Prisoner in jail (illustration)
Prisoner in jail (illustration)iStock

The Israel Prison Service (IPS) has toughened the procedures related to incarcerated terrorists taking pictures inside the prison and the dissemination of such pictures.

The change was made after terrorist Omar al-Jalil, who murdered three members of the Salomon family in the community of Halamish two years ago, was documented last July taking photos with his parents while they were visiting him in prison.

The terrorist's photos came into the hands of Elihai Ben-Yishai, the brother of Ruth Fogel who was murdered along with her husband and three children in a terrorist attack in Itamar in 2011. Ben-Yishai was shocked by the fact that the terrorist was freely taking photos inside the prison and filed a complaint with the IPS.

Following Ben Yishai's complaint, public pressure began on the IPS to change its procedure. Among others, the “Choosing Life” forum of bereaved families appealed to Internal Security Ministry Gilad Erdan and asked that the procedures be tightened.

In addition, the "Im Tirtzu" movement and the Lavi organization sent requests for information to the IPS regarding photography and distribution of images of imprisoned terrorists. The IPS did not agree to provide information regarding the image of the terrorist al-Jalil, but did acknowledge that the IPS does not count the number of photographs taken by the prisoners and does not digitally track them.

It was further said that there is no permanent list of photographers and every request by a photographer is considered by the IPS.

In an update to the rules on security prisoners issued by the IPS earlier this week, it completely changed the procedure for photographing terrorists.

Photos will now be permitted only if one of the terrorist's family members is terminally or seriously ill. In addition, the photography will only be done by an IPS photographer and the terrorist will pay for the photograph. The new procedure prohibits the photo from being taken outside the prison and prohibits taking a photo of the terrorist with his family members.

In addition, the decision on whether to allow the terrorist to be photographed will be made after a discussion of the gravity of the offense and its circumstances, while giving weight to possible harm to the feelings of the public and to the victims of the offense.
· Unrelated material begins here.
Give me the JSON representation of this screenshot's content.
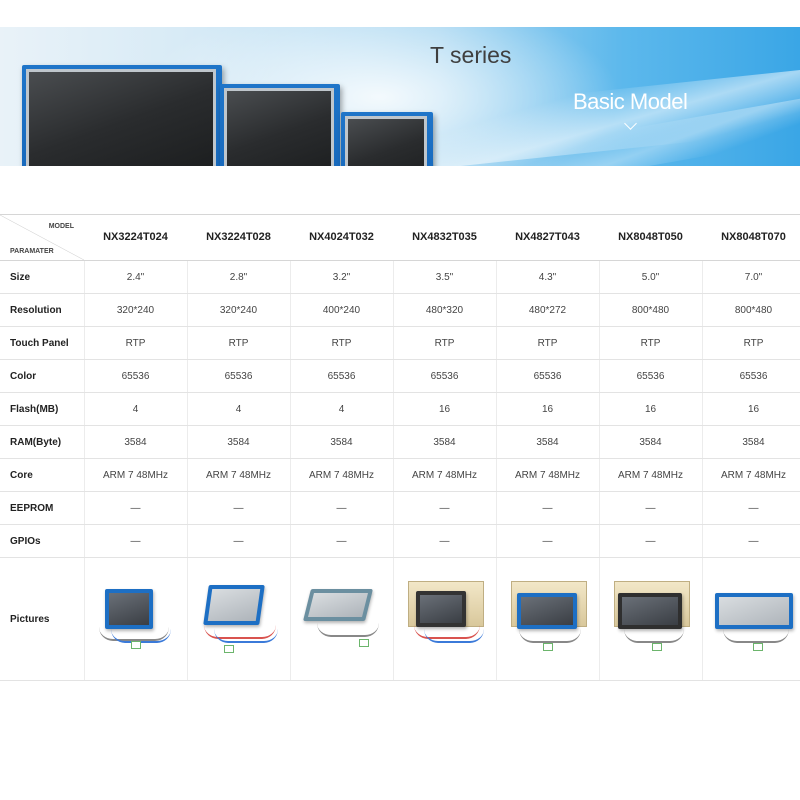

The Lavi and “Im Tirtzu” organizations responded to the new procedure and said, "It was shameful seeing the pictures of the terrorists smiling with their families being distributed everywhere. The IPS did well in deciding on new and tougher procedures. While this is only the tip of the iceberg of the benefits the terrorists receive in prisons, the move should be welcomed. We will continue to work to remove the smile from the faces of terrorists. We will not stop until the celebration of corruption in the prisons by those lowly killers has completely ceased."